Eventually, he moves slowly closer, making sure never to disturb the animals. By the time he gets close enough for footage, the animals do not pay attention to the drone.Bison are very spooky animals, but he thought his approach could work for many other species. He had his chance while on vacation in Kenya. Matt Brown, director of The Nature Conservancy in Africa , helped him with contacts and locations to test his drone protocols with wildlife. Brown was supportive but many locals had doubts. Still, Lozada procured permission to film near Amboseli National Park at Tortilis Camp, run by the Elewana Collection, and at Masai Mara National Park.
“One researcher had a film crew with a drone recently, and they feared for a baby elephant’s life,” Lozada says. “He had made the understandable decision to not allow drones for elephant research. I told him, ‘Just give me one chance.’ If the elephants showed any signs of running, I would end it.”
Elephants are very sound-sensitive species, so he knew he had to begin very far away. He launched his drone 6 miles from the elephants. He went through two battery packs just hovering at that distance. Slowly, slowly, he moved closer, getting to four miles, then two.
Lozada’s protocol demands attention to detail. He notes that many filmmakers love footage shot from overhead or horizontal. “It just completely terrifies the animals; it’s like a predator,” says Lozada.
He instead comes in slowly at a 45-degree angle, where the animal can see the drone is no threat.
The acclimatization to the sound and slow approach worked wonderfully for the elephants.
“As you can see in the video, the herd is playing, feeding, just exhibiting normal behavior,” Lozada says. “They have completely forgotten the drone is even there. This is how every single scientist and filmmaker should be using drones. I’m very passionate about this.”
Scientists Don’t Need to Learn How Animals Run
Lozada had the chance to obtain footage of other animals. First, he met with local communities in the conservancies. “Elders worried the drones would invade privacy,” he says. “I met with them, let them see the drones in use and capture footage, and they saw how the drones could be beneficial for research and monitoring poaching.”He filmed a bull elephant feeding, and a lion resting, and both ignored the drone. He even filmed a large herd of African buffalo. “Filming bison is one thing, but African buffalo adds another level of difficulty,” says Lozada. “The herds are huge. You scare one animal, the entire herd will run. In my footage, you can see them resting, fighting and displaying typical herd behavior. They don’t run.”
Lozada calls it his mission to change the way wildlife is filmed using drones. He wants to lessen the stress and impacts on wildlife, yes, but he also believes drones can be an important tool in wildlife research. “You can see behavior and monitor wildlife movements in ways you can’t just from observing on the ground,” he says. “In Africa, it can help conservationists mitigate human-wildlife conflict. There are many uses, but only if the animals are not harmed.”
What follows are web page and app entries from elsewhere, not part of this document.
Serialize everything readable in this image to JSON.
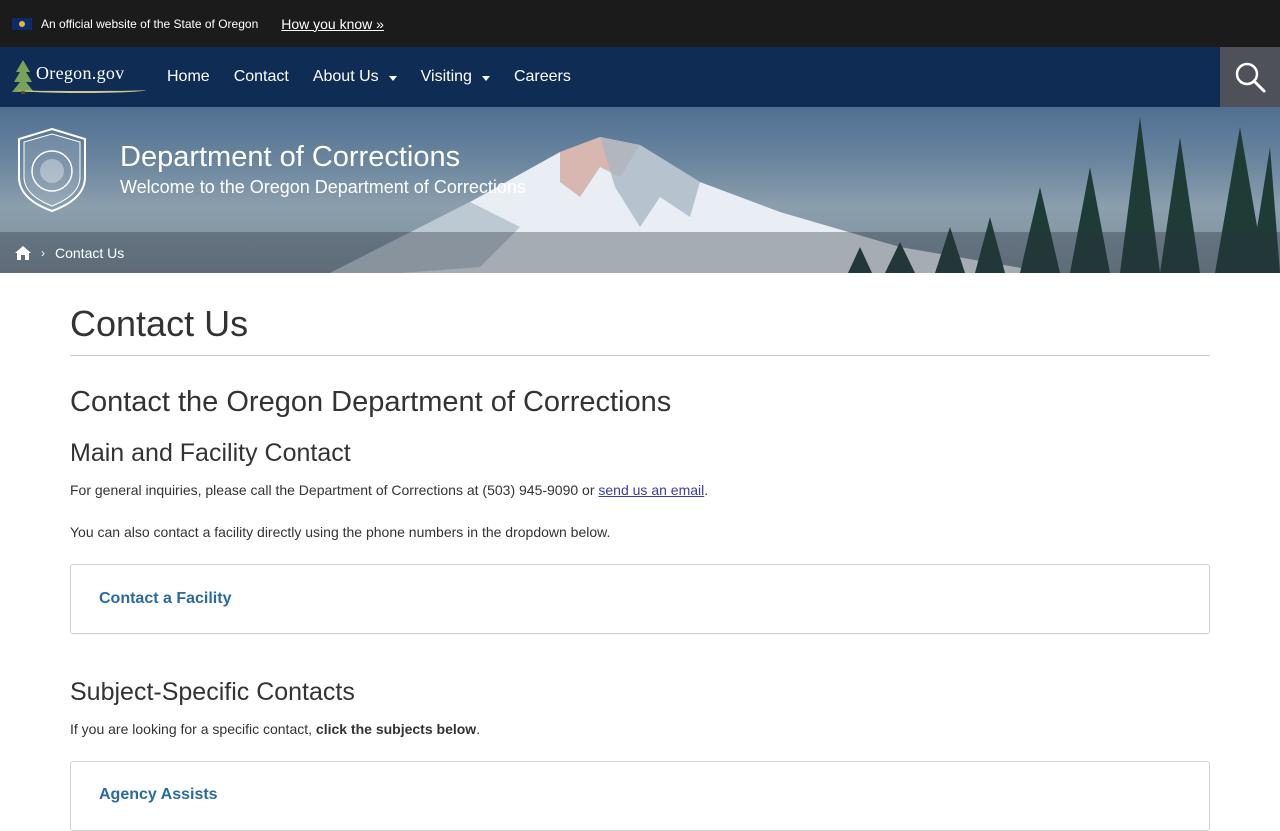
{
  "official_bar": {
    "text": "An official website of the State of Oregon",
    "how_you_know": "How you know »"
  },
  "nav": {
    "logo_text": "Oregon.gov",
    "items": [
      {
        "label": "Home",
        "dropdown": false
      },
      {
        "label": "Contact",
        "dropdown": false
      },
      {
        "label": "About Us",
        "dropdown": true
      },
      {
        "label": "Visiting",
        "dropdown": true
      },
      {
        "label": "Careers",
        "dropdown": false
      }
    ],
    "search_icon": "search-icon"
  },
  "hero": {
    "title": "Department of Corrections",
    "subtitle": "Welcome to the Oregon Department of Corrections",
    "seal_icon": "oregon-doc-seal-icon"
  },
  "breadcrumb": {
    "home_icon": "home-icon",
    "current": "Contact Us"
  },
  "main": {
    "page_title": "Contact Us",
    "heading": "Contact the Oregon Department of Corrections",
    "section1_heading": "Main and Facility Contact",
    "section1_text_before": "For general inquiries, please call the Department of Corrections at (503) 945-9090 or ",
    "section1_link": "send us an email",
    "section1_text_after": ".",
    "section1_text2": "You can also contact a facility directly using the phone numbers in the dropdown below.",
    "accordion1_label": "Contact a Facility",
    "section2_heading": "Subject-Specific Contacts",
    "section2_text_before": "If you are looking for a specific contact, ",
    "section2_text_bold": "click the subjects below",
    "section2_text_after": ".",
    "accordion2_label": "Agency Assists"
  },
  "colors": {
    "nav_bg": "#0e2c54",
    "official_bg": "#1b1b1b",
    "accordion_label": "#2a6aa3",
    "link": "#3b3ba6"
  }
}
Lozada knows that researchers see the value, but he also hope wildlife filmmakers also follow protocols. And that can begin by viewers putting pressure on them.
“Many people just want exciting video footage, and don’t think about how it may be affecting animals,” he says. “There was a recent video that showed an eagle attacking a drone. And a lot of the social media reaction made it like the eagle defeated the drone. That eagle was probably hurt bad or even killed by that encounter. I see an eagle anywhere in the vicinity, the drone is coming down, even if it means I lose data.”
For Lozada, the drone is only of value to research and conservation if the drone captures natural behaviors of wildlife. That’s what the footage here shows, and what ultimately will be most useful for researchers.
“Scientists don’t need to see how wildlife run from humans,” he says. “They know that. We need to see how they behave, how they move around on a landscape when they are not scared. Drones can do that. They can provide the opportunity to observe behavior we couldn’t see any other way. But only if we use them the right way.”